A sight ubiquitous with West End shopping could be scrubbed forever from the streets, if Westminster Council get their way: they are planning on banishing "sandwich boards".
Such walking advertisements have been scattered across London since time immemorial, and for much of their existence performed a valuable service, offering, in the pre-horoscope days, vital globs of millenarian musing: "The end is nigh" and "Repent! Repent! Repent!" being two popular missives.
With rumours of the world's demise greatly exaggerated, the boards became ads for all manner of goods and services, whether it be "Golf Sale", blurbs for closing-down sales at nearby warehouse outlets, or professionally produced, all-weather signs calling attention to fast food outlets. While holding up one of these signs is surely one of the less palatable jobs in London - we can picture a Tony Robinson centuries from now describing with vim and vigour the patently ridiculous task of propping up a wooden pole for hours on end - they have provided countless new arrivals to these shores with a source of income.
Yet according to Westminster Council, they are mere "clutter", and under new legislation the board-men and the company they advertise could face a stiff £2,500 fine for failure to comply. But in our digital age, where advertising is all about how many clicks you get and subliminal suggestions are (probably) being smuggled into our synapses while we sleep, isn't their something harmlessly quaint about the humble sandwich board?

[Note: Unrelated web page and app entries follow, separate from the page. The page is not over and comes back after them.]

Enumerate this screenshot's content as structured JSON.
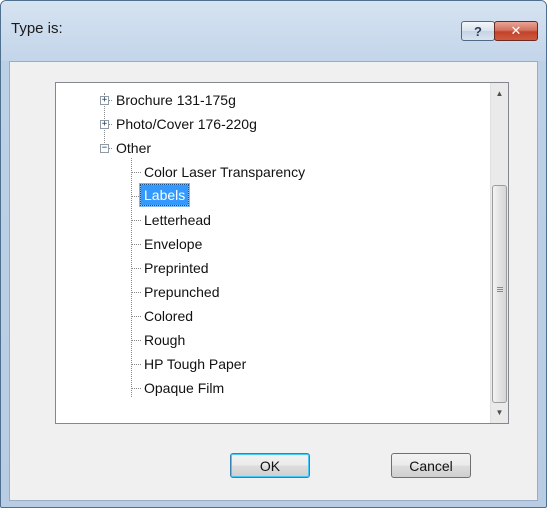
{
  "dialog": {
    "title": "Type is:",
    "help_glyph": "?",
    "close_glyph": "✕"
  },
  "tree": {
    "items": [
      {
        "label": "Brochure 131-175g",
        "level": 0,
        "expander": "+"
      },
      {
        "label": "Photo/Cover 176-220g",
        "level": 0,
        "expander": "+"
      },
      {
        "label": "Other",
        "level": 0,
        "expander": "−"
      },
      {
        "label": "Color Laser Transparency",
        "level": 1
      },
      {
        "label": "Labels",
        "level": 1,
        "selected": true
      },
      {
        "label": "Letterhead",
        "level": 1
      },
      {
        "label": "Envelope",
        "level": 1
      },
      {
        "label": "Preprinted",
        "level": 1
      },
      {
        "label": "Prepunched",
        "level": 1
      },
      {
        "label": "Colored",
        "level": 1
      },
      {
        "label": "Rough",
        "level": 1
      },
      {
        "label": "HP Tough Paper",
        "level": 1
      },
      {
        "label": "Opaque Film",
        "level": 1
      }
    ],
    "scroll_up_glyph": "▲",
    "scroll_down_glyph": "▼"
  },
  "buttons": {
    "ok": "OK",
    "cancel": "Cancel"
  }
}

Or are they indeed the bane of modern shopping? Window-browsers, have your say.